The Harvard sailing team is collaborating with Sail to Prevail for the 2016-17 season (Athletic Communications).
CAMBRIDGE, Mass. – Harvard Sailing head coach, Michael O'Connor and the Crimson have been working with members of the Brighton, Allston and Cambridge communities through Sail to Prevail.
What is Sail to Prevail?
Sail to Prevail, the National disabled sailing program, is the largest and oldest disabled sailing program in the United States. It is a nonprofit therapy organization that specializes in teaching the sport of sailing to disabled children and adults. The mission of Sail to Prevail is to teach people with disabilities to overcome adversity and they may apply the same principles to their daily lives. More recently, Sail to Prevail has found that the program is having a similar effect on able-bodied people who have come in contact with the organization.
Sail to Prevail serves more than 1,500 disabled children, adults and veterans annually, the organization is based in Newport, Rhode Island and offers a satellite program in Nantucket, Massachusetts. Sail to Prevail works with nine distinct categories from both physical and intellectual areas, including children on the spectrum of autism, pediatric cancer, and paralysis. Most of Sail to Prevail programs are offered free of charge and always welcome people with any type of disability.
Paul Callahan is the Chief Executive Officer and founder of Sail to Prevail. Callahan graduated from Harvard College in 1985 and Harvard Business School in 1992. Upon graduation, Callahan was employed by the investment banking firm of Goldman Sachs and Co. Additionally, Callahan is a two time sailing Paralympian (London 2012 and Sydney 2000).
O'Connor believed that his student-athletes should share their skills sets with others who would never have the same opportunity. Equally, O'Connor believed his sailors should be encouraged to contribute to society as part of their overall education. He sought out Callahan, a Harvard graduate and accomplished sailor, to assist in bringing a new dimension to Cambridge for his sailors, as well as the local disabled community.
For the last three years, O'Connor has engineered a pilot program with Sail to Prevail, to enrich his sailors' college experience by teaching them to share their unique skill sets with disabled children and adults. In the fall, O'Connor integrates the Sail to Prevails' participants and their instructors to sail together with his varsity sailors on the Charles River in a specially equipped handicapped Catalina 20' sailboat.
Twice a week, O'Connor dedicates at least 15% of his overall practice to having the Harvard student-athletes learn from Sail to Prevail specially trained disabled instructors and subsequently, his Harvard sailors go on to teach the children with disabilities themselves. O'Connor has integrated this program right alongside his regular practice, so as to make the disabled participants feel that they are part of something greater and the Harvard sailors are learning firsthand on how to assist others.

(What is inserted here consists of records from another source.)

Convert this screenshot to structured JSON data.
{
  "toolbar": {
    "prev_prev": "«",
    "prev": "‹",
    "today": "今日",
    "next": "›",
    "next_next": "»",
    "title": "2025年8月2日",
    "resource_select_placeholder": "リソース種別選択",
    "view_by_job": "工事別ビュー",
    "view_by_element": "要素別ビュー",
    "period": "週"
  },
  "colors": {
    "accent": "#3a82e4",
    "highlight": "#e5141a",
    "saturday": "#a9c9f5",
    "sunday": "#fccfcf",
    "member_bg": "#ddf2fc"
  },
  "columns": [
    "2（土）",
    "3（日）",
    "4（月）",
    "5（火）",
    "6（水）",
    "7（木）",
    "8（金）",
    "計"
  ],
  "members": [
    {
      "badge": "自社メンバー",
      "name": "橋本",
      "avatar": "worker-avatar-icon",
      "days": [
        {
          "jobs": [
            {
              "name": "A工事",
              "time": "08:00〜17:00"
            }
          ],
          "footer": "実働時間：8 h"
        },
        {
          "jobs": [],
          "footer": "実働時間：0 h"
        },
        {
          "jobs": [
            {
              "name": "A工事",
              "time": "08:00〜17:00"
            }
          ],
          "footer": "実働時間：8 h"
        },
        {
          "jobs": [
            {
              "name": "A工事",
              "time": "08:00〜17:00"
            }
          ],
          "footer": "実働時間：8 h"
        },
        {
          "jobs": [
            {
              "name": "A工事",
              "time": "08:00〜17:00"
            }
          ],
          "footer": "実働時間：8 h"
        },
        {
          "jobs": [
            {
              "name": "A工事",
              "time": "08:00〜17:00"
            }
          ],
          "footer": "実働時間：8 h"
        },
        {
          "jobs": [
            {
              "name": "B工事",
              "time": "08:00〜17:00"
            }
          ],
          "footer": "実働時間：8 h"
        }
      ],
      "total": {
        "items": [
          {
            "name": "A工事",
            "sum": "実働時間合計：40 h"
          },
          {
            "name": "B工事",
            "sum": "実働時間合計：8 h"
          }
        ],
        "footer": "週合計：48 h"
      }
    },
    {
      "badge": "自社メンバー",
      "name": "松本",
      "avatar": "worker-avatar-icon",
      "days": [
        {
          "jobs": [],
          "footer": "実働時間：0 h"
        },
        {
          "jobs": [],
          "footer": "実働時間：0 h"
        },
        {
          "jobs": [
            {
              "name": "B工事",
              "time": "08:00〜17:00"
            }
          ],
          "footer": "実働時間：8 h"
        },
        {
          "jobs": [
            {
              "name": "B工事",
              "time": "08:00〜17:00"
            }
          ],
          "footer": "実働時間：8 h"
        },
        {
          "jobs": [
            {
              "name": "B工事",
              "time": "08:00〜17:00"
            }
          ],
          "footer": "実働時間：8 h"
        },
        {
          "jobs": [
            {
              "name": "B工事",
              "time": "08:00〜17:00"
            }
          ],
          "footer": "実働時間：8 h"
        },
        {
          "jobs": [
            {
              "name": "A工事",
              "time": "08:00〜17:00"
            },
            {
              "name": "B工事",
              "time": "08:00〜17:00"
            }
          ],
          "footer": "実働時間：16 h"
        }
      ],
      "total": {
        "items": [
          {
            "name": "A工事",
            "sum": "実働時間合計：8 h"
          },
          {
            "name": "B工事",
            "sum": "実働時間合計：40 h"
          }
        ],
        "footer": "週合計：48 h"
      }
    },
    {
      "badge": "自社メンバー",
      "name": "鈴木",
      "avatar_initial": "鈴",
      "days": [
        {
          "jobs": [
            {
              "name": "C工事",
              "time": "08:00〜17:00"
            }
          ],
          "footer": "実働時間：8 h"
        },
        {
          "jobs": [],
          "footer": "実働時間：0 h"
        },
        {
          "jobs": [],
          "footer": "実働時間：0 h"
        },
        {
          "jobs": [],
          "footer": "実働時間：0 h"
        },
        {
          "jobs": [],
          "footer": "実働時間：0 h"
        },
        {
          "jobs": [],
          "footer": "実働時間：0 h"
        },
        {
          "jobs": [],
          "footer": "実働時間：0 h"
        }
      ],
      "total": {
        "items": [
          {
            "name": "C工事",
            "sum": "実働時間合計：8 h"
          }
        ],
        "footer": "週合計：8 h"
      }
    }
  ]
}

The relationship between Harvard sailing and Sail to Prevail has now been thoroughly tested over the last three years and has become a unique and beneficial part of the Harvard sailing's team fabric.

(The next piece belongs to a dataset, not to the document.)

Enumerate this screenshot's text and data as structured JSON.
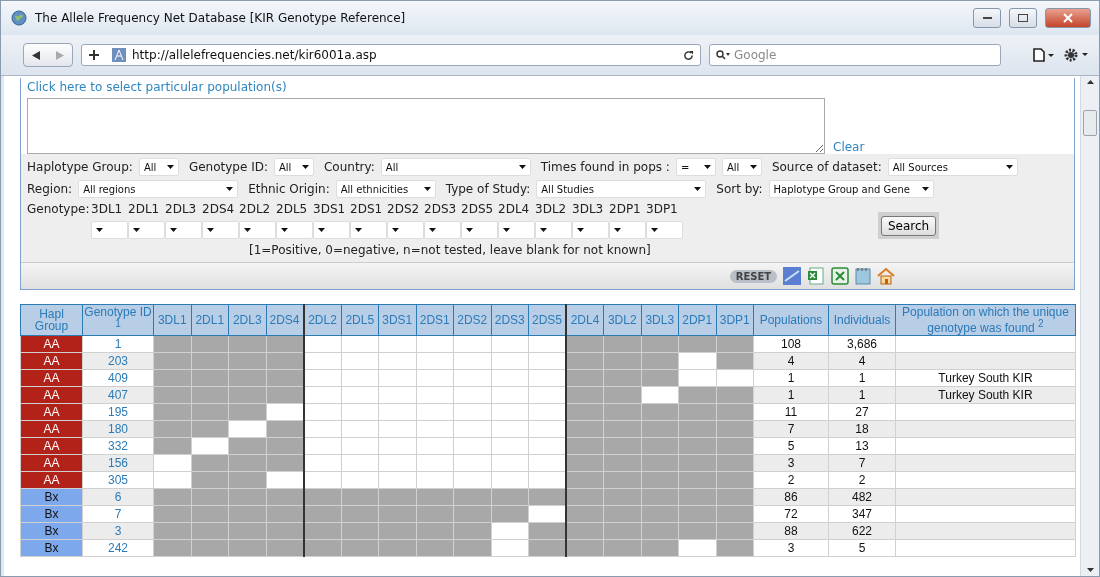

To learn more about Sail to Prevail, please see their website.